[INPUT MATERIAL — start]
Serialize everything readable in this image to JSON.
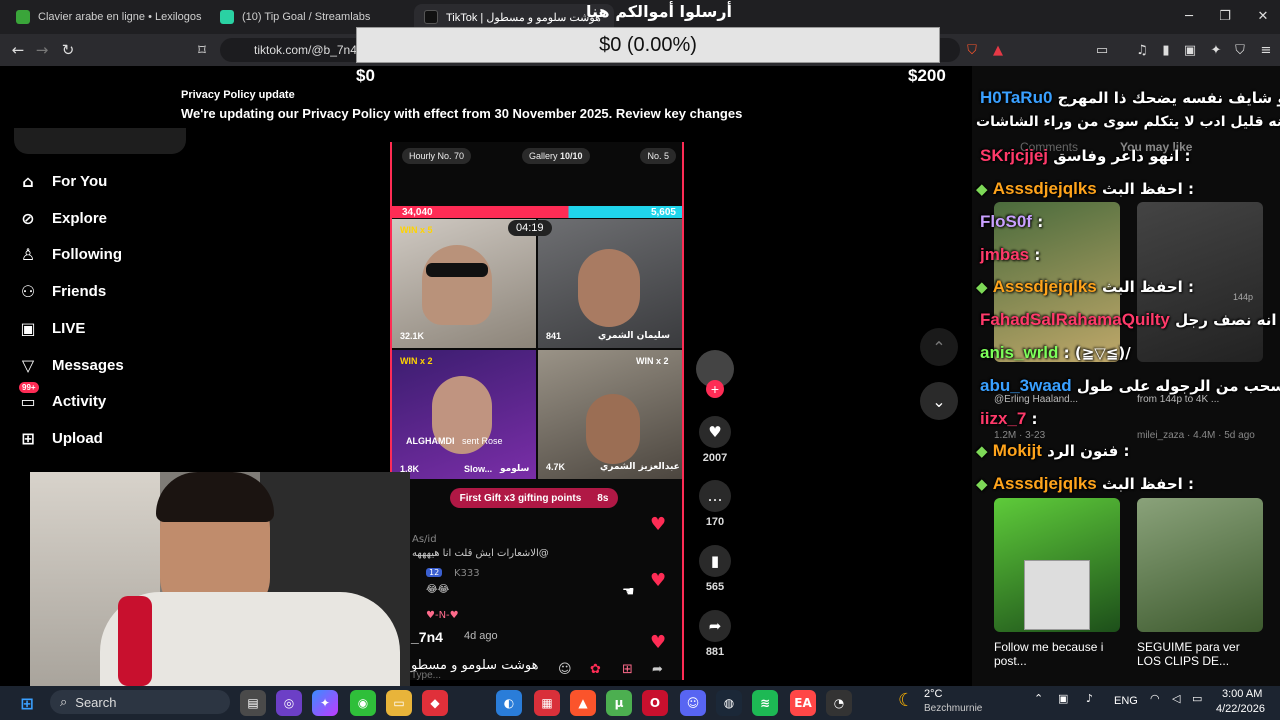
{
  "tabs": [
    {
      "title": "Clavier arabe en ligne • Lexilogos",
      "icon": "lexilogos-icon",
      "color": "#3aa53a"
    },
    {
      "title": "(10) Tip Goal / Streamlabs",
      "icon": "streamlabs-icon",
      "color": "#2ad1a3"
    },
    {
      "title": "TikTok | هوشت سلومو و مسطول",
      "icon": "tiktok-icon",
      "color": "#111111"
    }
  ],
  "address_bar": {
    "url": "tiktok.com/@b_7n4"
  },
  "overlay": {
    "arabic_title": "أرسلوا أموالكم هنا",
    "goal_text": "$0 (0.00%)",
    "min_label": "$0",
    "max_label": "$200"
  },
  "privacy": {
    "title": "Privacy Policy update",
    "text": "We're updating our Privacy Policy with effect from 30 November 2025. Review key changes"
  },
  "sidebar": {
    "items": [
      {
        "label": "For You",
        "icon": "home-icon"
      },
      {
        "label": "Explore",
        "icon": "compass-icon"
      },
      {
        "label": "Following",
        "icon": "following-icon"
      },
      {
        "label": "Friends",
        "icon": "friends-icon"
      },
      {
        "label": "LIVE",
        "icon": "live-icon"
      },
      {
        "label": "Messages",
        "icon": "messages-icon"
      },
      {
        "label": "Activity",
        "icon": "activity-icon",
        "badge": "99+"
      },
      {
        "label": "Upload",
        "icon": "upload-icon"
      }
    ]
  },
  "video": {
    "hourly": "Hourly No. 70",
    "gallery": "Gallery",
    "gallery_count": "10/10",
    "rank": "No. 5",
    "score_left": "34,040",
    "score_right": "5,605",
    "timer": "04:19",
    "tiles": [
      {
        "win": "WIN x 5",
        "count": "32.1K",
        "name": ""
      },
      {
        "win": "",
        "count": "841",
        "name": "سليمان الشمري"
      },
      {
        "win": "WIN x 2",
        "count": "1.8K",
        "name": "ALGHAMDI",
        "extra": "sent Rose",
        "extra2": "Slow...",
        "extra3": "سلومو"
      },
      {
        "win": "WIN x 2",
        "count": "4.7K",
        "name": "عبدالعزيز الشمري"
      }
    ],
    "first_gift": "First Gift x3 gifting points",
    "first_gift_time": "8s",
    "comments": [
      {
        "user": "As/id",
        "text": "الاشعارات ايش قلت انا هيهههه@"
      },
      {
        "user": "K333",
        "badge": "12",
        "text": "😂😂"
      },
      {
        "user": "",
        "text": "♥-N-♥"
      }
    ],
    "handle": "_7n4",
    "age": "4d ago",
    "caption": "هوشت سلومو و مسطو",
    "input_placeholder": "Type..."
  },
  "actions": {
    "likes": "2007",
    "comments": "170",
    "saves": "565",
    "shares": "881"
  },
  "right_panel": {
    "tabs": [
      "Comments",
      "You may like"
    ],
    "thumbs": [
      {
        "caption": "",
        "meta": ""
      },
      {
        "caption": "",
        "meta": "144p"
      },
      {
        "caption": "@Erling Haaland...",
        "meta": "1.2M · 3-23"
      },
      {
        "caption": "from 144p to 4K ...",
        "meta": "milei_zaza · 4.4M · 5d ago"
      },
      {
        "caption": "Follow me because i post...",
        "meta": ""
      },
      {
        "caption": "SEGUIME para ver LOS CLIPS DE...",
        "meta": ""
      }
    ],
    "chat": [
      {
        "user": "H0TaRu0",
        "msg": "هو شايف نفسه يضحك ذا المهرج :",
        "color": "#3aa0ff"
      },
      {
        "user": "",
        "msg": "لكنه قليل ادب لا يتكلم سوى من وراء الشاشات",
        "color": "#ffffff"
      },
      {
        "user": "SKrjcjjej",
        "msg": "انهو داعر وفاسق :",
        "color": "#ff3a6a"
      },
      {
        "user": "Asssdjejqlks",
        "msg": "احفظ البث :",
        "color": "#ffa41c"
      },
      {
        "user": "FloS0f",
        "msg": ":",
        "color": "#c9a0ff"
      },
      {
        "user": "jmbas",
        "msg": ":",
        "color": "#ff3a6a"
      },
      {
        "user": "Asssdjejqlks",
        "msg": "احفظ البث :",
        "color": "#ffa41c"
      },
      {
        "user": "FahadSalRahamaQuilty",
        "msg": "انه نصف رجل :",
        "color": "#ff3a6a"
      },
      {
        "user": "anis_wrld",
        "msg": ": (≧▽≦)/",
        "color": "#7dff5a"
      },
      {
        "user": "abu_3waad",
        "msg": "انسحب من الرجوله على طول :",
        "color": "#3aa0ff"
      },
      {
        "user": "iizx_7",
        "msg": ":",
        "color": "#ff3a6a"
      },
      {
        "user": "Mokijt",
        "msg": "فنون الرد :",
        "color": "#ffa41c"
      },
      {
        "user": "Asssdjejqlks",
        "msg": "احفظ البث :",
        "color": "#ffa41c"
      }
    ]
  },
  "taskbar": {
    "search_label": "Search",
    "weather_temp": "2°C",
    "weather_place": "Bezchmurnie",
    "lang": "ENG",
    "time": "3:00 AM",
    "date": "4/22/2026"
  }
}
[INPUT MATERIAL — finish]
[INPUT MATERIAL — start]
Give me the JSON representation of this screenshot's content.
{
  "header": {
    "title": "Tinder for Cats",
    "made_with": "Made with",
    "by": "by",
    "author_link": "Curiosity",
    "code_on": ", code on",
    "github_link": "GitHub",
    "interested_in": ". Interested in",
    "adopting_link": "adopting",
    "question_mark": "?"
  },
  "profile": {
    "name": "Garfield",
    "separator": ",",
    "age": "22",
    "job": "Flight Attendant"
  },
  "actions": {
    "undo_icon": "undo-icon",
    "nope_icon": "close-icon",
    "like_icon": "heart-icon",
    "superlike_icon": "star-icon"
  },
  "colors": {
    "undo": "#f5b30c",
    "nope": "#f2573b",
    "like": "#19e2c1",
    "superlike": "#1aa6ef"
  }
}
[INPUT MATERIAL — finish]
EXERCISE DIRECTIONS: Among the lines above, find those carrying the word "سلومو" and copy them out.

RESULT OF THE EXERCISE:
      "title": "TikTok | هوشت سلومو و مسطول",
        "extra3": "سلومو"
    "caption": "هوشت سلومو و مسطو",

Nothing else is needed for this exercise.